Since its founding in 2005 Ontonix has focused its QCM (Quantitative Complexity Management) technology on protection, problem prevention, ‘robustification’, early warnings and identification of crisis precursors in diverse fields and industries (manufacturing, engineering design, economics, finance, traffic control, medicine, etc.).
The present blog introduces a new exotic application of the QCM technology – the use of complexity as a systemic offensive tool. The goal, therefore, is not to prevent crises or systemic collapses – which is the mission of Ontonix – the objective is to cause them.
Complexity is a systemic characteristic of networks and processes. Since 2005 complexity can actually be measured. It is measured in cbits (complexity bits) and quantifies the amount of structured information ‘contained’ within a system. Every system (network, process) possesses at a given time a certain amount of complexity as well as the so-called critical complexity. In proximity of its critical complexity the dynamics of every system tends to be dominated by uncertainty, becoming chaotic and uncontrollable. This reduces its structural stability, rendering it less resilient hence vulnerable. Systemic collapses happen in the presence of high fragility and high density of interconnections, i.e. in the proximity of critical complexity. Well-managed systems and processes function at a certain distance from their respective critical complexities. However, this mandates that one be able to measure both complexity as well as critical complexity. This is the business of Ontonix. Managing super huge systems and networks without the explicit knowledge and monitoring of complexity and critical complexity is risky, to say the least.
The objective of ‘complexity as a weapon’ is to reduce/neutralize the overall resilience of the enemy by deliberately introducing harmful targeted and structured information (complexity) into adversarial networks so as to induce fragilities as well as structural instabilities leading, potentially, to systemic/catastrophic collapse.
The goal is to ‘inject’ complexity into adversary’s computers and networks in a surgical manner, damaging or debilitating systems such as PLC, DCS, SCADA, in particular the hubs of those systems, which can quickly propagate on a large-scale the effects of an attack. The goal is to increase network/process complexity to levels in the vicinity of critical complexity, so as to induce fragility, vulnerability and cascading failures.

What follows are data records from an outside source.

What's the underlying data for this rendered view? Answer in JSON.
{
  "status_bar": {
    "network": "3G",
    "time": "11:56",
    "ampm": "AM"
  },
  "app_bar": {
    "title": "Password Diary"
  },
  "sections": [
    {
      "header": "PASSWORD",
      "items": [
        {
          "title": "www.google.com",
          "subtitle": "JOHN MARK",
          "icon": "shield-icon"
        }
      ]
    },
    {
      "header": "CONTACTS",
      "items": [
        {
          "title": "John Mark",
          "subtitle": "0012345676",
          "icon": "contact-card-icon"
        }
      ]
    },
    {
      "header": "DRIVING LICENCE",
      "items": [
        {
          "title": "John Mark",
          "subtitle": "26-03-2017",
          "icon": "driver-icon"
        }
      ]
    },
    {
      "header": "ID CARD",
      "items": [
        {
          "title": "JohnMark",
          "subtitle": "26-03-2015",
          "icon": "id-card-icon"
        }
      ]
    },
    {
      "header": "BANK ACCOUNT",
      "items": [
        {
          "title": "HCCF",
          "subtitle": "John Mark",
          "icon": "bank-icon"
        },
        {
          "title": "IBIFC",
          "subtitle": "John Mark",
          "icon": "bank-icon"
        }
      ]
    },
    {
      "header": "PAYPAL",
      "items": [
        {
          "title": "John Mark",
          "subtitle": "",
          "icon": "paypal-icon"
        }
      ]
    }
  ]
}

In essence, we’re looking at a targeted alteration of specific sensitive network functions.
Inducing critical complexity levels in strategic networks can offer an effective preemptive measure which can soften the enemy’s critical infrastructures/networks prior to a more conventional attack (cyber or not).
Complexity-based aggression, when implemented on a large-scale level (i.e. when targeted at large networks or interconnected systems of networks) can offer a ‘subtle’ low-intensity and low-visibility intervention in virtue of its highly distributed nature. In other words, instead of a highly concentrated attack, a more diluted action may result potentially difficult to trace and counter and, at the same time, lead to devastating systemic consequences.

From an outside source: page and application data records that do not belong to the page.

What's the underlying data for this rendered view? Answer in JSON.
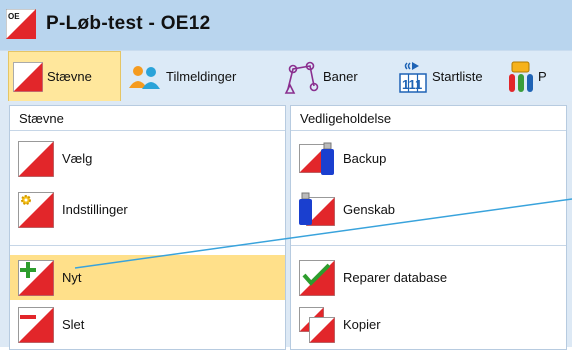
{
  "window": {
    "logo_text": "OE",
    "title": "P-Løb-test  -  OE12"
  },
  "toolbar": {
    "items": [
      {
        "label": "Stævne",
        "icon": "orienteering-flag-icon",
        "active": true
      },
      {
        "label": "Tilmeldinger",
        "icon": "people-icon"
      },
      {
        "label": "Baner",
        "icon": "course-route-icon"
      },
      {
        "label": "Startliste",
        "icon": "start-clock-icon"
      },
      {
        "label": "P",
        "icon": "si-cards-icon"
      }
    ]
  },
  "panels": {
    "left": {
      "title": "Stævne",
      "items": [
        {
          "label": "Vælg",
          "icon": "flag-icon"
        },
        {
          "label": "Indstillinger",
          "icon": "flag-settings-icon"
        },
        {
          "label": "Nyt",
          "icon": "flag-new-icon",
          "selected": true
        },
        {
          "label": "Slet",
          "icon": "flag-delete-icon"
        }
      ]
    },
    "right": {
      "title": "Vedligeholdelse",
      "items": [
        {
          "label": "Backup",
          "icon": "flag-usb-backup-icon"
        },
        {
          "label": "Genskab",
          "icon": "usb-flag-restore-icon"
        },
        {
          "label": "Reparer database",
          "icon": "checkmark-flag-icon"
        },
        {
          "label": "Kopier",
          "icon": "flag-copy-icon"
        }
      ]
    }
  },
  "colors": {
    "accent_red": "#e2262a",
    "title_bar": "#b9d5ee",
    "toolbar_bg": "#dceaf7",
    "selection": "#ffe08a",
    "annotation_line": "#39a3dc"
  }
}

The technical details of ‘complexity as a weapon’ will not be explained in this blog for obvious reasons. However, the rationale is based, in part, on certain observations one can make when studying very large-scale highly complex systems, such as the following:
- The Functional Indeterminacy Theorem (F.I.T.): In complex systems, malfunction and even total non-function may not be detectable for long periods, if ever.
- The Fundamental Failure-Mode Theorem (F.F.T.): Complex systems usually operate in failure mode.
- A complex system can fail in a very large number of ways. Higher complexity means a system possesses more failure modes.
- The larger the system, the greater the probability of unexpected failure.
Our Quantitative Complexity Theory has verified the above statements on an empirical and numerical basis (science, not opinions, has always been our motto).
When it comes to complex systems – by the way, before you say something really is complex you should actually measure its complexity – failure isn’t always something obvious and may even be difficult to design. In fact, there are many ways, modes, in which such systems can fail (or be made to fail). In reality, failure is a combination (superposition) of various failure modes. Some of these modes can be quite likely, some can require high energy expenditure in order to trigger them, some can be triggered with little effort but may require an unlikely set of circumstances.
This means that it may be possible to provoke the collapse of large networks/systems by identifying first what their failure modes are and, in each mode to pinpoint the key variables (nodes) that can cause a cascading failure. Once these nodes have been identified, that’s where the attack should be concentrated. The way this is accomplished is not intuitive. It is not sufficient to ‘invert’ the conventional QCM-based process of system ‘robustification’ in order to arrive at the complexity-as-a-weapon logic which induces systemic fragility. What is certainly needed, though, is plenty of supercomputer fire power.
Who would be the target of a large-scale systemic ‘complexity attack’? Rogue states that are threatening global peace and support terrorism.